But other veterinarians might not know the rules, so RIDEM sent a letter to all veterinarians in the state, warning them not
to make the same mistake.
"Most of them are very small businesses. We hate to see that happen. In this case, it seemed it was just them not realizing
what was regulated," Dennen says. "We'd really rather see them be compliant than hit them with such a severe cost."
But medical waste laws are tricky to follow, as they vary by state. The American Veterinary Medical Association (AVMA) has
made an attempt to provide some clarity to the patchwork nature of medical waste-disposal laws with a new waste-disposal policy,
approved by the AVMA Executive Board in July.
The policy advises veterinarians to be aware of state and federal regulations, adding that incineration "provides the highest

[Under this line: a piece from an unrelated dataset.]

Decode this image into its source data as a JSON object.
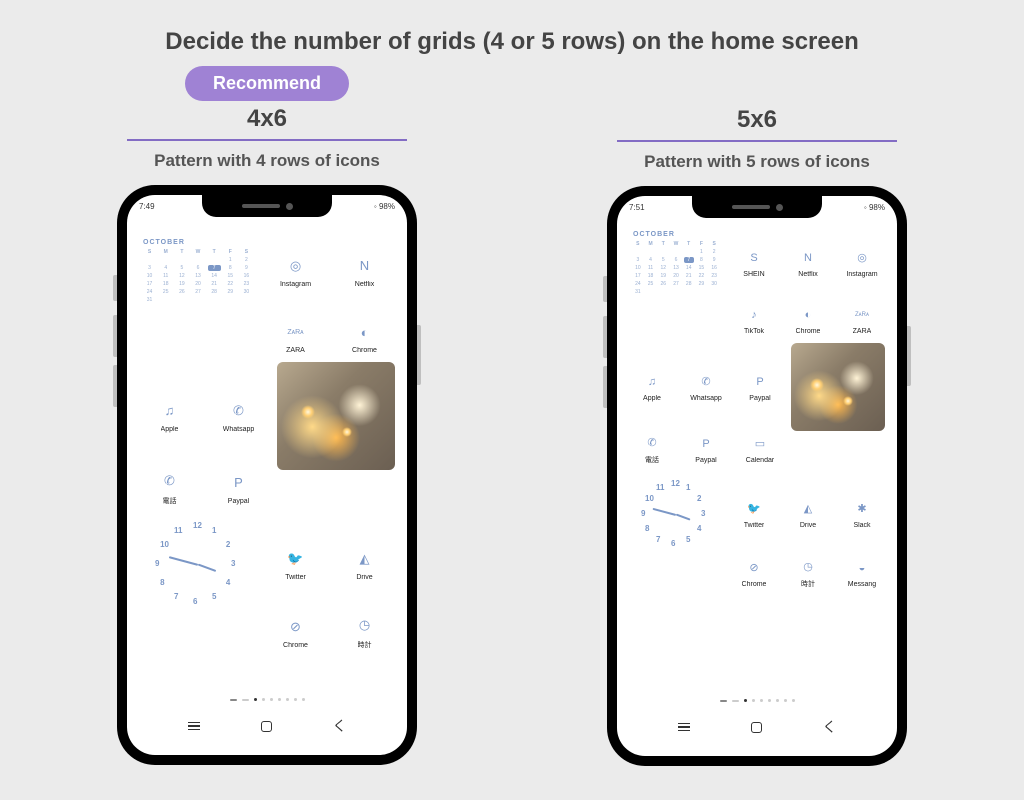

level of best management." The policy also offer guidelines on containers for sharps and drug disposal. It notes that veterinary
clinics should blacken out clinic or personal information on medical waste containers or packaging. Less traditional items

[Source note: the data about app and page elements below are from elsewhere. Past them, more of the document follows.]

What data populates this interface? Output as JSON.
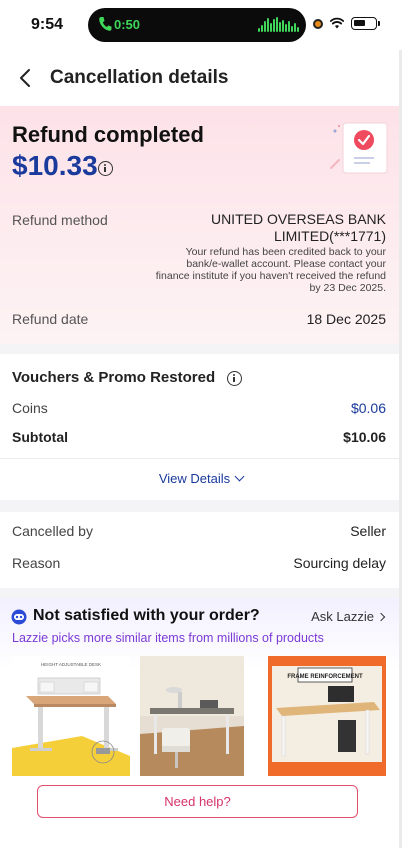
{
  "status_bar": {
    "time": "9:54",
    "call_time": "0:50"
  },
  "header": {
    "title": "Cancellation details"
  },
  "refund": {
    "title": "Refund completed",
    "amount": "$10.33",
    "method_label": "Refund method",
    "method_value": "UNITED OVERSEAS BANK LIMITED(***1771)",
    "note": "Your refund has been credited back to your bank/e-wallet account. Please contact your finance institute if you haven't received the refund by 23 Dec 2025.",
    "date_label": "Refund date",
    "date_value": "18 Dec 2025"
  },
  "vouchers": {
    "title": "Vouchers & Promo Restored",
    "coins_label": "Coins",
    "coins_value": "$0.06",
    "subtotal_label": "Subtotal",
    "subtotal_value": "$10.06",
    "view_details": "View Details"
  },
  "cancellation": {
    "by_label": "Cancelled by",
    "by_value": "Seller",
    "reason_label": "Reason",
    "reason_value": "Sourcing delay"
  },
  "recommendations": {
    "title": "Not satisfied with your order?",
    "ask": "Ask Lazzie",
    "subtitle": "Lazzie picks more similar items from millions of products",
    "products": [
      {
        "icon": "standing-desk-image",
        "caption": "HEIGHT ADJUSTABLE DESK"
      },
      {
        "icon": "office-desk-image"
      },
      {
        "icon": "frame-desk-image",
        "banner": "FRAME REINFORCEMENT"
      }
    ]
  },
  "footer": {
    "help_label": "Need help?"
  },
  "colors": {
    "accent_blue": "#1a3a9c",
    "brand_pink": "#d6336c",
    "lazzie_purple": "#7a3ad6"
  }
}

considered medical waste include discarded surgical gloves, culture dishes and other glassware that could break in landfills,

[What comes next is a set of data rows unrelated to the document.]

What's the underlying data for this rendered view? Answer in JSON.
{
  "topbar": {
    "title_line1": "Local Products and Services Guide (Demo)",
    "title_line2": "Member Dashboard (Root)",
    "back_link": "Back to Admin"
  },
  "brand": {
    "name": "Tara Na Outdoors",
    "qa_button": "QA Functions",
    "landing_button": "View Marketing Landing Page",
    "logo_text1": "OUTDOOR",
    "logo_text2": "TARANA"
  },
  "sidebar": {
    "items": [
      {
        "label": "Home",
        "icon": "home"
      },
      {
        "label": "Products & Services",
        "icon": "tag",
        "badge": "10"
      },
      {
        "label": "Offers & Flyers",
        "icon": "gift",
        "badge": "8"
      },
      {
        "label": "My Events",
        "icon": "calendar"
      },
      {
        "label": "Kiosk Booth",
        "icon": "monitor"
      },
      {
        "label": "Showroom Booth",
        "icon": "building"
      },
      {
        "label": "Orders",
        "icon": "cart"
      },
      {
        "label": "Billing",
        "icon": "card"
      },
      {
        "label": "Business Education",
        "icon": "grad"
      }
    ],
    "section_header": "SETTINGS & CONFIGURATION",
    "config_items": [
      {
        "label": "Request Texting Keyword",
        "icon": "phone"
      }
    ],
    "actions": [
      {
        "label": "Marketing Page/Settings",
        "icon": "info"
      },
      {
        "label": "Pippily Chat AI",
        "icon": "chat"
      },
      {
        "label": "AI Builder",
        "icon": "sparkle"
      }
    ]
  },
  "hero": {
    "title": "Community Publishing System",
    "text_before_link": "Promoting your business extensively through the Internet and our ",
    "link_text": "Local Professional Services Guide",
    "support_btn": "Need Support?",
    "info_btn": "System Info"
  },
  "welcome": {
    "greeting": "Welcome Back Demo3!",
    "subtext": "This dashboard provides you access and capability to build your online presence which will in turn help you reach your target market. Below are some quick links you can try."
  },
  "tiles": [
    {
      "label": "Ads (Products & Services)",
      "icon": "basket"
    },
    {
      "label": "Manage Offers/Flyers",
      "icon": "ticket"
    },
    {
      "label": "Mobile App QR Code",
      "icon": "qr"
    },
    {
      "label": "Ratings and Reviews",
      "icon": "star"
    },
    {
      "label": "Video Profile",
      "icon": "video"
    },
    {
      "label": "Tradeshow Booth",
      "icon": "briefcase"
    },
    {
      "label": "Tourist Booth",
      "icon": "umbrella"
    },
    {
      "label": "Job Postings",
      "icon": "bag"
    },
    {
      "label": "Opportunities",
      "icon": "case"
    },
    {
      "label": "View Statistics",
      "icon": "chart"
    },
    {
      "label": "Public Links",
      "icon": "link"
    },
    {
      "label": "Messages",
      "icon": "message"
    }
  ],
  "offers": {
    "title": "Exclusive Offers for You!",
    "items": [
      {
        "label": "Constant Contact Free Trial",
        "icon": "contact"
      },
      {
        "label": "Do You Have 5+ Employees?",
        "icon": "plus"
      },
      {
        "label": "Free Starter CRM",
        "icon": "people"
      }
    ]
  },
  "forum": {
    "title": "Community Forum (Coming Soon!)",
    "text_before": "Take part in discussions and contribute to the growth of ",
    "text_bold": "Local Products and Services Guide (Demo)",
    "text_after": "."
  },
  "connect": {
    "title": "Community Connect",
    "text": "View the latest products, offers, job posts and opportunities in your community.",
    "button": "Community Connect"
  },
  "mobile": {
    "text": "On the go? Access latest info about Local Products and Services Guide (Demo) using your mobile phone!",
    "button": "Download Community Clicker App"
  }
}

blood-soaked bandages and even swabs used to inoculate cultures, explains Adrian Hochstedt, AVMA's assistant director of state
legislative and regulatory affairs.
The policy was created in part to help head off required participation by veterinarians by the Environmental Protection Agency
(EPA) that would require DVMs to fill out a lengthy survey on their pharmaceutical disposal practices. The EPA is cracking
down on pharmaceutical disposal after studies revealed high concentrations of drugs in waterways. AVMA was successful in getting
veterinarians exempted from the survey earlier this year, but EPA officials say they have not ruled out participation by the
veterinary profession. In fact, the agency is meeting with "hundreds of stakeholders and conducting numerous site visits to
hospitals, long-term care facilities and veterinary facilities." Once it evalutes the environmental impact of pharmaceutical
disposal in these facilities, it will decide its next step. A report is expected to be completed at the end of 2009, EPA reports.
Veterinarians are believed to be a minimal part of the problem, says Dr. Larry Dee, a former member of the AVMA Committee
on Environmental Issues. Dee served on the committee when the EPA began looking at pharmaceutical disposal and says the EPA's
interest is what led AVMA to try to create a document that would provide veterinarians with broad guidance on any medical
"We want to do the right thing, and we want to decrease our risks even further," adds Lynne White-Shim, assistant director
of AVMA's Scientific Activities Division. "I do think veterinarians are already following through with these recommendations,
but we just felt it was a good time to develop the policy and make sure veterinarians are on the same page and that they're
educating their staff and clients."